I saw the father come around a corner, shout to his daughter, and throw a light-blinding device at the soldiers closest to the girl. On Captain Baral’s order I moved with the fire as it leapt from home to shop to hall, making sure the girl could not escape. I saw the girl on the ground with Captain Baral standing over her, and then the father shoving his way between them.

I saw Captain Baral’s summary execution of the father. Add that to his list of crimes. He…

…no, I did not help the villagers.

…yes, I heard them screaming. Yes, I saw them burning. Yes, I admit my guilt. Yes, I deserve to die.

But you want more. You want to hear me say I should have perished like Pranay, pointlessly, hopelessly, leaving his mother and father destitute and then dead. You want to hear me say that I had a choice, a real choice, and that I made the wrong one.

And to that I will say “no” until I die.

After the Crime

We captured the pyromancer girl and escorted her back to the skyship. She sat in Pranay’s seat on the return to Ghirapur, clutching a shawl, perhaps her mother’s. We never did find the woman.

My detachment received leave for the next day, and some of my fellow footsoldiers chose to attend the execution of the pyromancer girl. Supposedly time spent away from the city and out in the woods does wonders for one’s health, but it gave me a head cold instead, and so I stayed home, sipping soup and planning the next season’s budget with my wife. I did not hear of the pyromancer’s strange disappearance or Captain Baral’s severe burns until my neighbors returned. All the footsoldiers from the Bunarat incident lived in the same building, and I expected an investigator to come by the next day to ask us about it.

I did not expect an attack on our homes in the night. I do not know what caused the explosion…

…sabotage in the aether lines? That makes sense. Easy enough for someone with the right knowledge.

That evening my wife and I said our I-love-yous and sleep-wells. We had not argued much that day, not even about money. I remain grateful for that, even as I grieve for her.

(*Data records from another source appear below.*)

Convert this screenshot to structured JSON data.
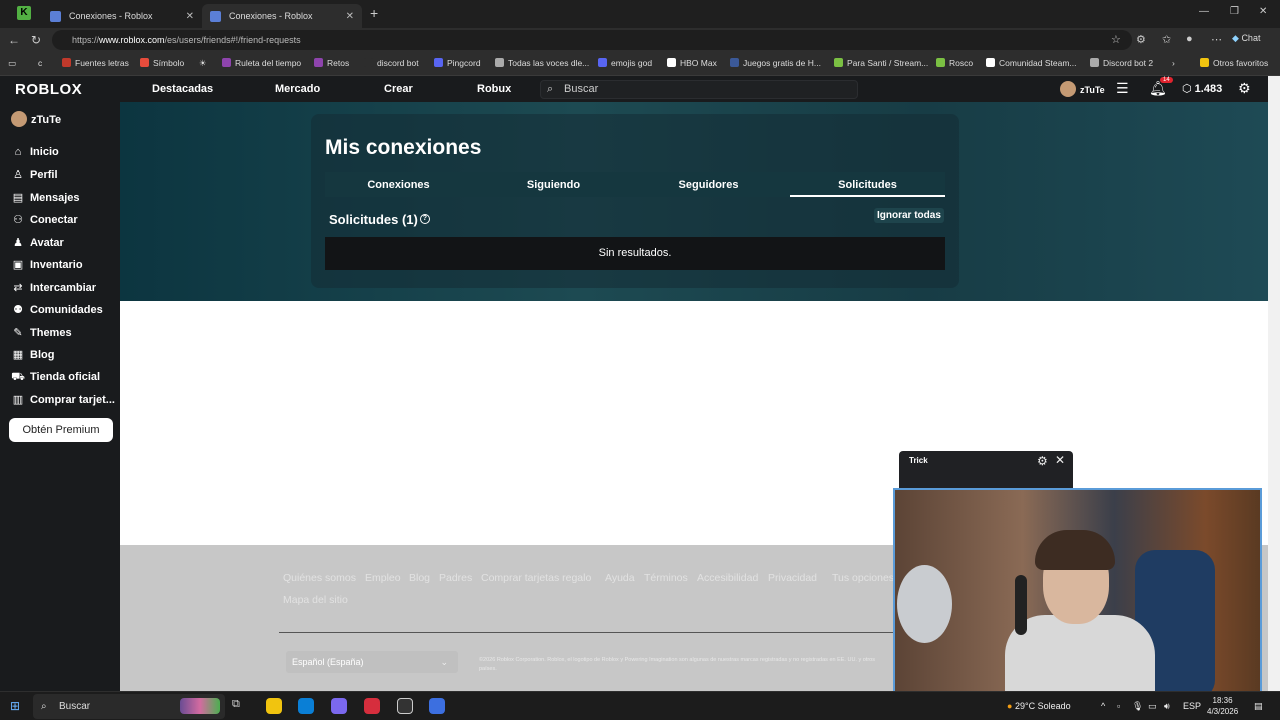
{
  "browser": {
    "tabs": [
      {
        "title": "Conexiones - Roblox"
      },
      {
        "title": "Conexiones - Roblox"
      }
    ],
    "url_prefix": "https://",
    "url_host": "www.roblox.com",
    "url_path": "/es/users/friends#!/friend-requests",
    "chat_label": "Chat",
    "bookmarks": [
      {
        "label": "Fuentes letras",
        "color": "#c0392b"
      },
      {
        "label": "Símbolo",
        "color": "#e74c3c"
      },
      {
        "label": "Ruleta del tiempo",
        "color": "#8e44ad"
      },
      {
        "label": "Retos",
        "color": "#8e44ad"
      },
      {
        "label": "discord bot",
        "color": "#2d2d2d"
      },
      {
        "label": "Pingcord",
        "color": "#5865f2"
      },
      {
        "label": "Todas las voces dle...",
        "color": "#aaaaaa"
      },
      {
        "label": "emojis god",
        "color": "#5865f2"
      },
      {
        "label": "HBO Max",
        "color": "#ffffff"
      },
      {
        "label": "Juegos gratis de H...",
        "color": "#3b5998"
      },
      {
        "label": "Para Santi / Stream...",
        "color": "#7bc043"
      },
      {
        "label": "Rosco",
        "color": "#7bc043"
      },
      {
        "label": "Comunidad Steam...",
        "color": "#ffffff"
      },
      {
        "label": "Discord bot 2",
        "color": "#aaaaaa"
      },
      {
        "label": "Otros favoritos",
        "color": "#f1c40f"
      }
    ]
  },
  "roblox_nav": {
    "logo": "ROBLOX",
    "links": [
      "Destacadas",
      "Mercado",
      "Crear",
      "Robux"
    ],
    "search_placeholder": "Buscar",
    "username": "zTuTe",
    "notifications_count": "14",
    "robux_balance": "1.483"
  },
  "sidebar": {
    "username": "zTuTe",
    "items": [
      {
        "label": "Inicio",
        "icon": "home-icon"
      },
      {
        "label": "Perfil",
        "icon": "profile-icon"
      },
      {
        "label": "Mensajes",
        "icon": "messages-icon"
      },
      {
        "label": "Conectar",
        "icon": "connect-icon"
      },
      {
        "label": "Avatar",
        "icon": "avatar-icon"
      },
      {
        "label": "Inventario",
        "icon": "inventory-icon"
      },
      {
        "label": "Intercambiar",
        "icon": "trade-icon"
      },
      {
        "label": "Comunidades",
        "icon": "communities-icon"
      },
      {
        "label": "Themes",
        "icon": "themes-icon"
      },
      {
        "label": "Blog",
        "icon": "blog-icon"
      },
      {
        "label": "Tienda oficial",
        "icon": "store-icon"
      },
      {
        "label": "Comprar tarjet...",
        "icon": "gift-card-icon"
      }
    ],
    "premium_button": "Obtén Premium"
  },
  "main": {
    "title": "Mis conexiones",
    "tabs": [
      {
        "label": "Conexiones",
        "active": false
      },
      {
        "label": "Siguiendo",
        "active": false
      },
      {
        "label": "Seguidores",
        "active": false
      },
      {
        "label": "Solicitudes",
        "active": true
      }
    ],
    "requests_title": "Solicitudes (1)",
    "ignore_all": "Ignorar todas",
    "empty_message": "Sin resultados."
  },
  "footer": {
    "links": [
      "Quiénes somos",
      "Empleo",
      "Blog",
      "Padres",
      "Comprar tarjetas regalo",
      "Ayuda",
      "Términos",
      "Accesibilidad",
      "Privacidad",
      "Tus opciones"
    ],
    "links_row2": [
      "Mapa del sitio"
    ],
    "language": "Español (España)",
    "copyright": "©2026 Roblox Corporation. Roblox, el logotipo de Roblox y Powering Imagination son algunas de nuestras marcas registradas y no registradas en EE. UU. y otros países."
  },
  "overlay": {
    "title": "Trick"
  },
  "taskbar": {
    "search_placeholder": "Buscar",
    "weather": "29°C  Soleado",
    "language": "ESP",
    "time": "18:36",
    "date": "4/3/2026"
  }
}
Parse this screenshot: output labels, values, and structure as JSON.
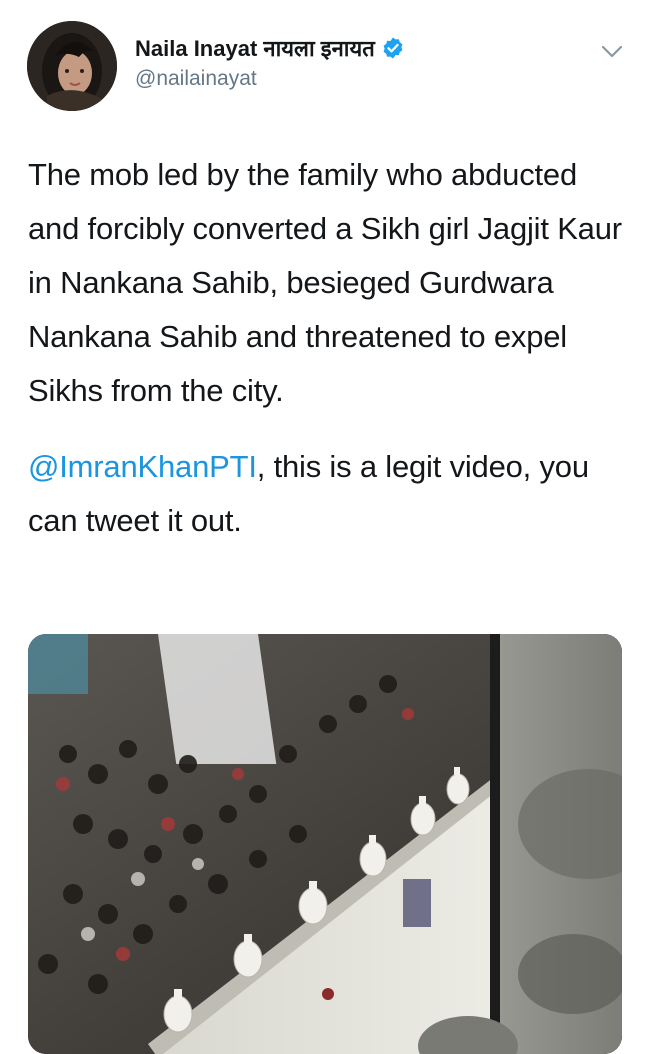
{
  "author": {
    "display_name": "Naila Inayat नायला इनायत",
    "handle": "@nailainayat",
    "verified": true,
    "avatar_icon": "profile-photo"
  },
  "tweet": {
    "paragraph1": "The mob led by the family who abducted and forcibly converted a Sikh girl Jagjit Kaur in Nankana Sahib, besieged Gurdwara Nankana Sahib and threatened to expel Sikhs from the city.",
    "mention": "@ImranKhanPTI",
    "paragraph2_rest": ", this is a legit video, you can tweet it out."
  },
  "media": {
    "type": "video-thumbnail",
    "icon": "video-still"
  },
  "colors": {
    "link": "#1b95e0",
    "verified": "#1da1f2",
    "text": "#14171a",
    "secondary": "#657786"
  },
  "icons": {
    "menu": "chevron-down-icon",
    "verified": "verified-badge-icon"
  }
}
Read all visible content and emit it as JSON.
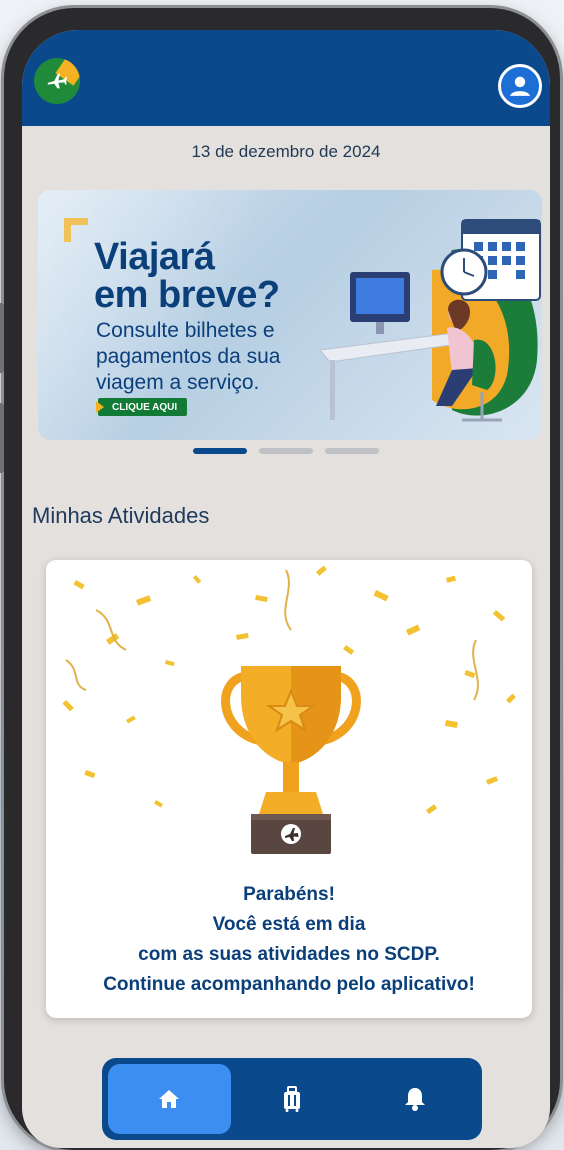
{
  "header": {
    "logo_icon": "airplane-logo-icon",
    "avatar_icon": "user-avatar-icon",
    "brand_color": "#0a4a8c"
  },
  "date_text": "13 de dezembro de 2024",
  "banner": {
    "title_line1": "Viajará",
    "title_line2": "em breve?",
    "body": "Consulte bilhetes e pagamentos da sua viagem a serviço.",
    "cta_label": "CLIQUE AQUI",
    "page_count": 3,
    "active_page": 1
  },
  "activities": {
    "section_title": "Minhas Atividades",
    "message_line1": "Parabéns!",
    "message_line2": "Você está em dia",
    "message_line3": "com as suas atividades no SCDP.",
    "message_line4": "Continue acompanhando pelo aplicativo!",
    "trophy_icon": "trophy-icon"
  },
  "bottom_nav": {
    "items": [
      {
        "icon": "home-icon",
        "active": true
      },
      {
        "icon": "luggage-icon",
        "active": false
      },
      {
        "icon": "bell-icon",
        "active": false
      }
    ]
  }
}
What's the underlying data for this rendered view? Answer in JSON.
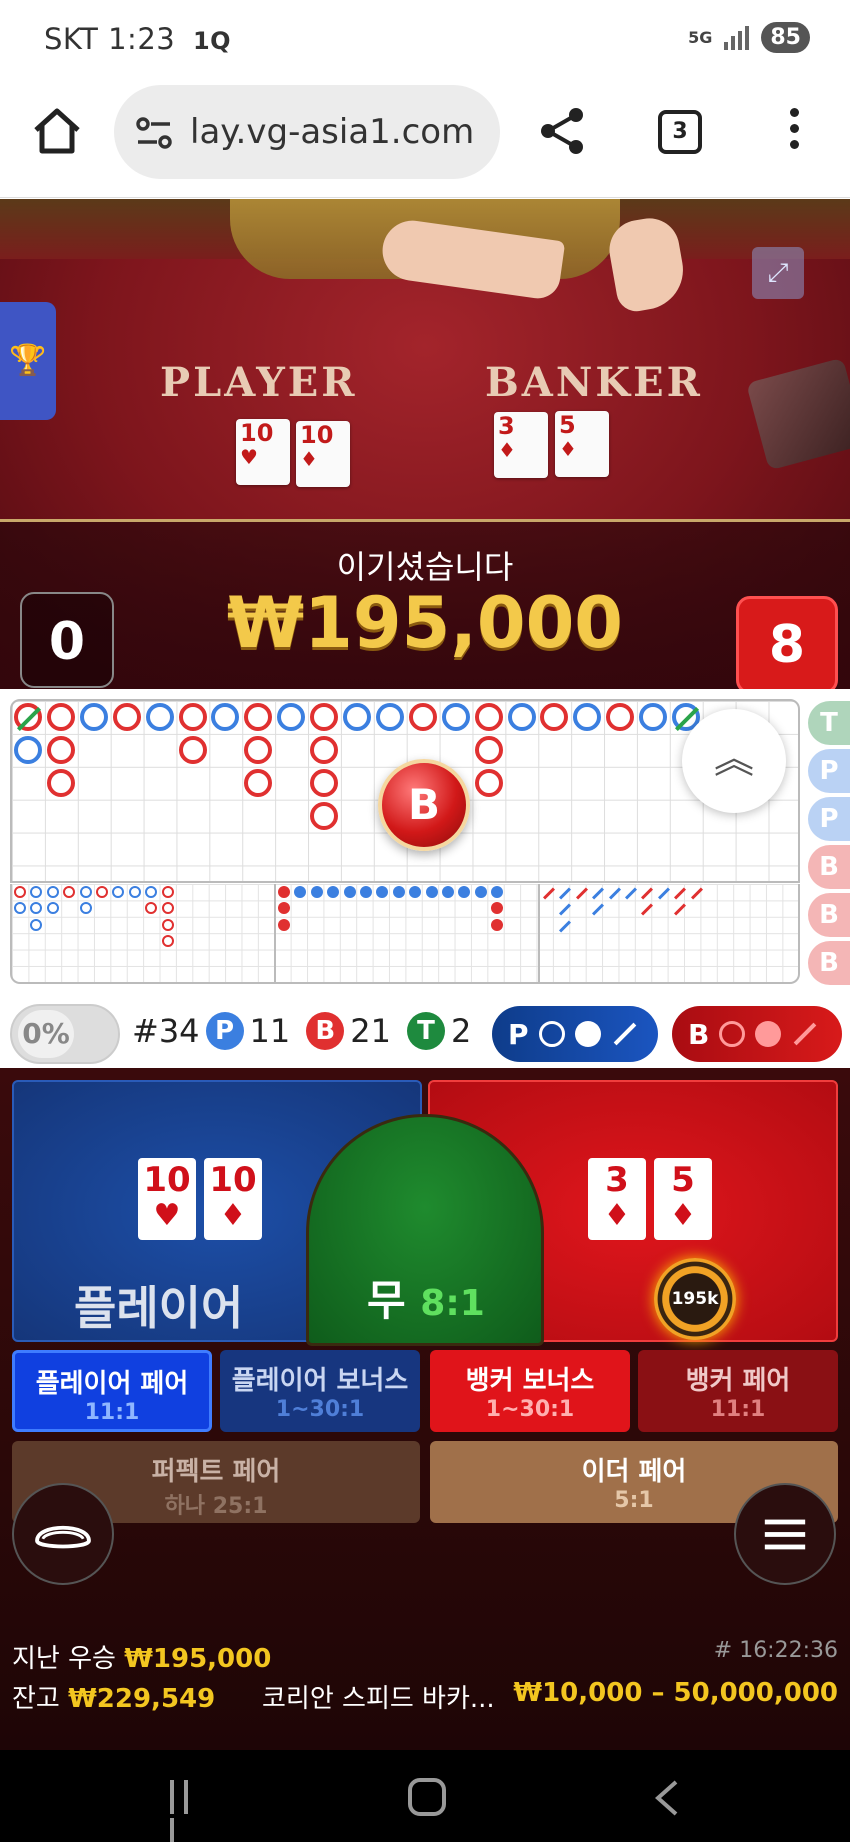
{
  "status_bar": {
    "carrier": "SKT",
    "time": "1:23",
    "extra": "1Q",
    "network": "5G",
    "battery": "85"
  },
  "browser": {
    "url": "lay.vg-asia1.com",
    "tab_count": "3"
  },
  "table": {
    "player_label": "PLAYER",
    "banker_label": "BANKER",
    "player_cards": [
      {
        "rank": "10",
        "suit": "♥"
      },
      {
        "rank": "10",
        "suit": "♦"
      }
    ],
    "banker_cards": [
      {
        "rank": "3",
        "suit": "♦"
      },
      {
        "rank": "5",
        "suit": "♦"
      }
    ]
  },
  "result": {
    "message": "이기셨습니다",
    "amount": "₩195,000",
    "player_score": "0",
    "banker_score": "8"
  },
  "roadmap": {
    "center_badge": "B",
    "side_column": [
      "T",
      "P",
      "P",
      "B",
      "B",
      "B"
    ],
    "big_road": [
      [
        "B-tie",
        "P"
      ],
      [
        "B",
        "B",
        "B"
      ],
      [
        "P"
      ],
      [
        "B"
      ],
      [
        "P"
      ],
      [
        "B",
        "B"
      ],
      [
        "P"
      ],
      [
        "B",
        "B",
        "B"
      ],
      [
        "P"
      ],
      [
        "B",
        "B",
        "B",
        "B"
      ],
      [
        "P"
      ],
      [
        "P"
      ],
      [
        "B"
      ],
      [
        "P"
      ],
      [
        "B",
        "B",
        "B"
      ],
      [
        "P"
      ],
      [
        "B"
      ],
      [
        "P"
      ],
      [
        "B"
      ],
      [
        "P"
      ],
      [
        "P-tie"
      ]
    ]
  },
  "stats": {
    "percent": "0%",
    "round": "#34",
    "p_label": "P",
    "p_count": "11",
    "b_label": "B",
    "b_count": "21",
    "t_label": "T",
    "t_count": "2",
    "predict_p": "P",
    "predict_b": "B"
  },
  "betting": {
    "player_label": "플레이어",
    "tie_label": "무",
    "tie_odds": "8:1",
    "chip_label": "195k",
    "side_bets": [
      {
        "title": "플레이어 페어",
        "odds": "11:1"
      },
      {
        "title": "플레이어 보너스",
        "odds": "1~30:1"
      },
      {
        "title": "뱅커 보너스",
        "odds": "1~30:1"
      },
      {
        "title": "뱅커 페어",
        "odds": "11:1"
      }
    ],
    "wide_bets": [
      {
        "title": "퍼펙트 페어",
        "odds": "하나 25:1"
      },
      {
        "title": "이더 페어",
        "odds": "5:1"
      }
    ]
  },
  "footer": {
    "last_win_label": "지난 우승",
    "last_win_amount": "₩195,000",
    "round_id": "# 16:22:36",
    "balance_label": "잔고",
    "balance_amount": "₩229,549",
    "table_name": "코리안 스피드 바카...",
    "limits": "₩10,000 – 50,000,000"
  },
  "colors": {
    "player_blue": "#1d4fa8",
    "banker_red": "#d81a1a",
    "tie_green": "#1f8b2e",
    "gold": "#f3c94a"
  }
}
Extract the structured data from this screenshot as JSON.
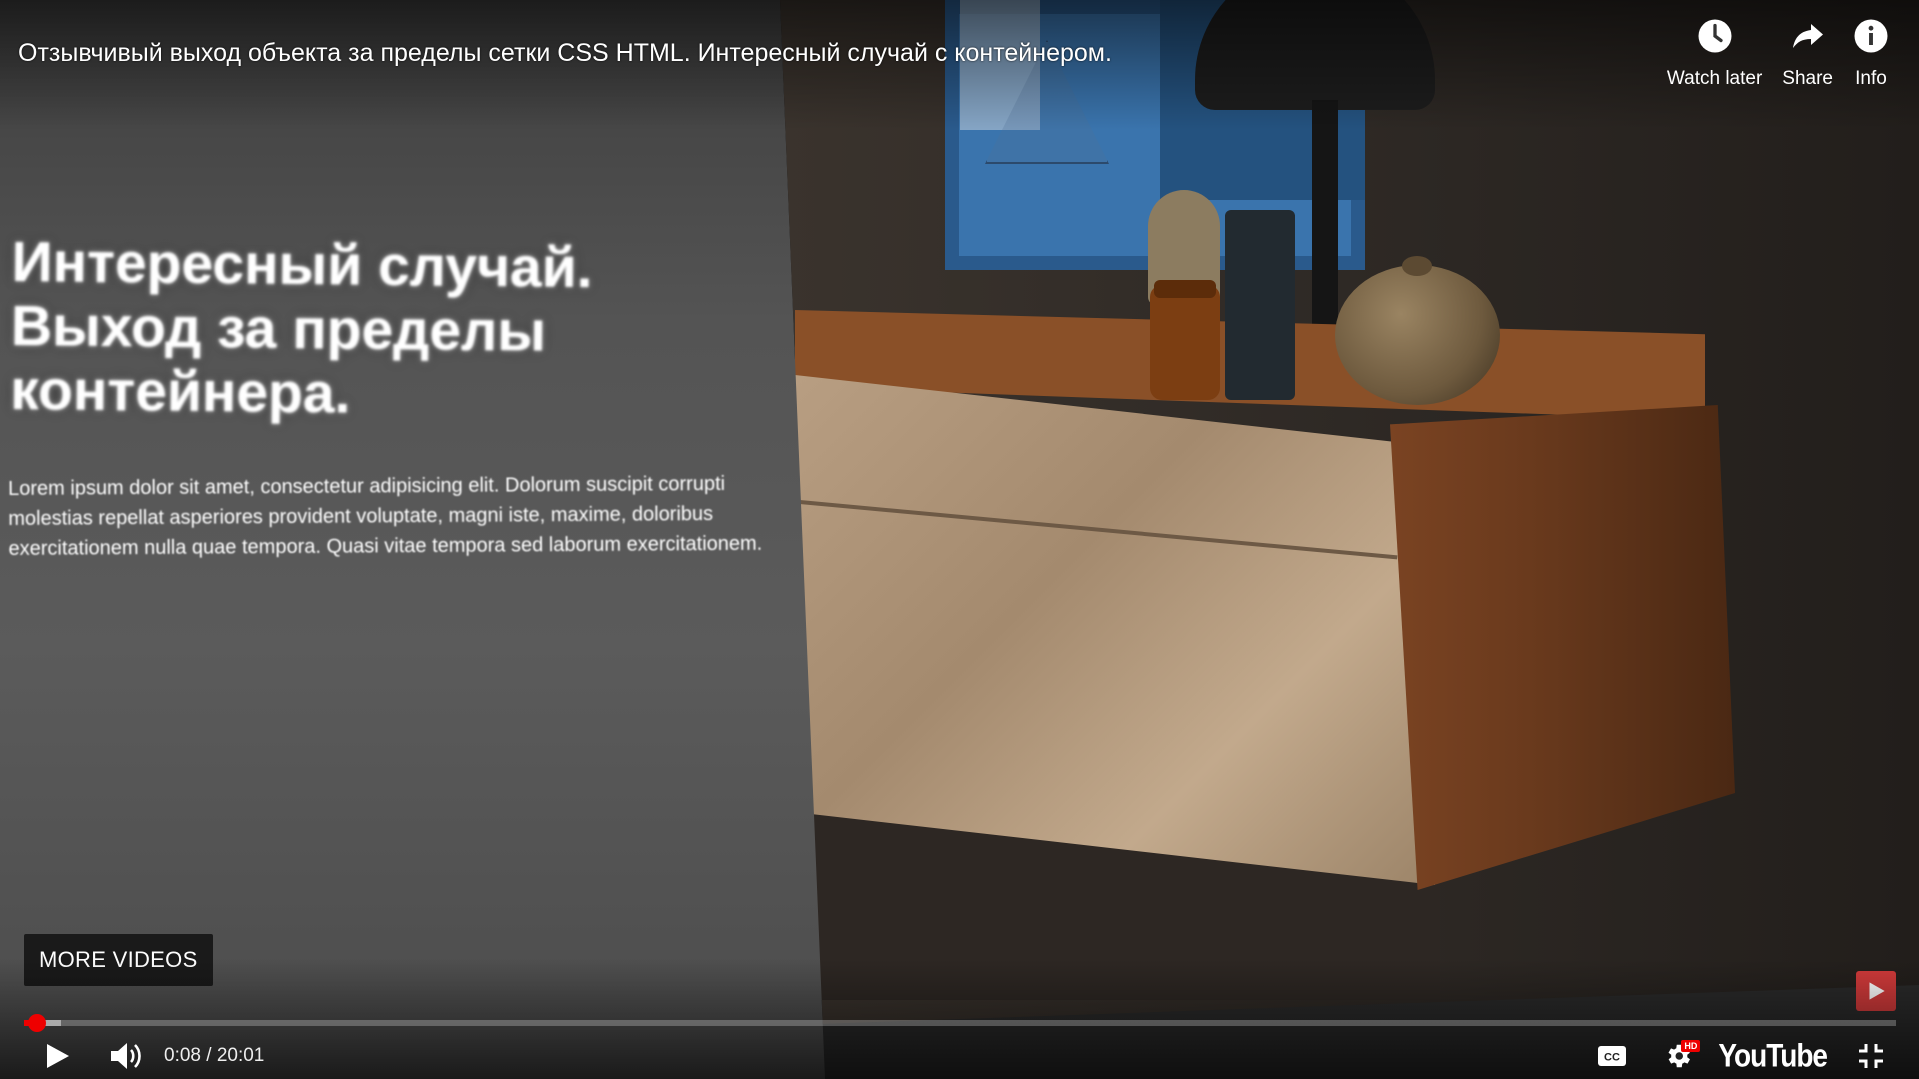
{
  "video": {
    "title": "Отзывчивый выход объекта за пределы сетки CSS HTML. Интересный случай с контейнером.",
    "slide": {
      "heading_lines": [
        "Интересный случай.",
        "Выход за пределы",
        "контейнера."
      ],
      "body_text": "Lorem ipsum dolor sit amet, consectetur adipisicing elit. Dolorum suscipit corrupti molestias repellat asperiores provident voluptate, magni iste, maxime, doloribus exercitationem nulla quae tempora. Quasi vitae tempora sed laborum exercitationem."
    }
  },
  "top_actions": [
    {
      "label": "Watch later",
      "icon": "clock-icon"
    },
    {
      "label": "Share",
      "icon": "share-arrow-icon"
    },
    {
      "label": "Info",
      "icon": "info-icon"
    }
  ],
  "more_videos_label": "MORE VIDEOS",
  "controls": {
    "current_time": "0:08",
    "duration": "20:01",
    "time_display": "0:08 / 20:01",
    "played_fraction": 0.0067,
    "buffered_fraction": 0.02,
    "hd_badge": "HD",
    "logo_text": "YouTube",
    "icons": [
      "play-icon",
      "volume-icon",
      "captions-icon",
      "settings-icon",
      "exit-fullscreen-icon"
    ]
  },
  "colors": {
    "accent": "#ff0000",
    "overlay_text": "#ffffff"
  }
}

The explosion threw me from my bed. By chance the floors above our sleeping-room split; they did not crush me as they did our parents.

I like to believe my mother and father, and those who gave my wife her life, did not suffer.

I do not know how long I lay stunned amid a tangle of metal and stone. When my senses returned, I searched for my wife, but I found her without breath or pulse. I wiped the blood from a place on her forehead and gave her a final kiss.

Then I listened for cries, and searched for survivors.

I saw beams of light first, from lanterns. Where the beams bounced off lantern-holders, I saw glimpses of uniforms in the bright colors of the Shieldguards, the protectors of the Consulate.

I heard a woman’s moan and traced it to a survivor near the Shieldguards. They must have heard it too, for they went that way. By lantern-light I saw one, a Dwarf, approach the survivor.

I saw the hammer swing. I heard the killing.

I ran.

And if I had not chanced upon that renegade running toward the blast before encountering a Consulate authority, I know I would have died next.

Do not think for an instant that I hold ingratitude in my heart. You gave me protection and shelter, food and soothing words before grim news. Had the woman from Bunarat not come to the safehouse, not seen me, not denounced me, I might have joined your cause.

And when she denounced me, I never denied my guilt…

…will you stop? You have plenty of martyrs already! Martyrs who accomplished little but making life miserable for their own families, I might add!

…yes, I know what happened to my family.

…yes, I know what awaits me once you leave my cell.

…no, and I do not regret it. I gave myself and my family the best chance for survival. I will never accept that as a crime.

…you want the confession again? Gladly.

I took part in the burning of Bunarat, and I deserve to die. May my words condemn Captain Baral. May he suffer and die for his crimes.

Now go, and send for the executioner. I have nothing more to say.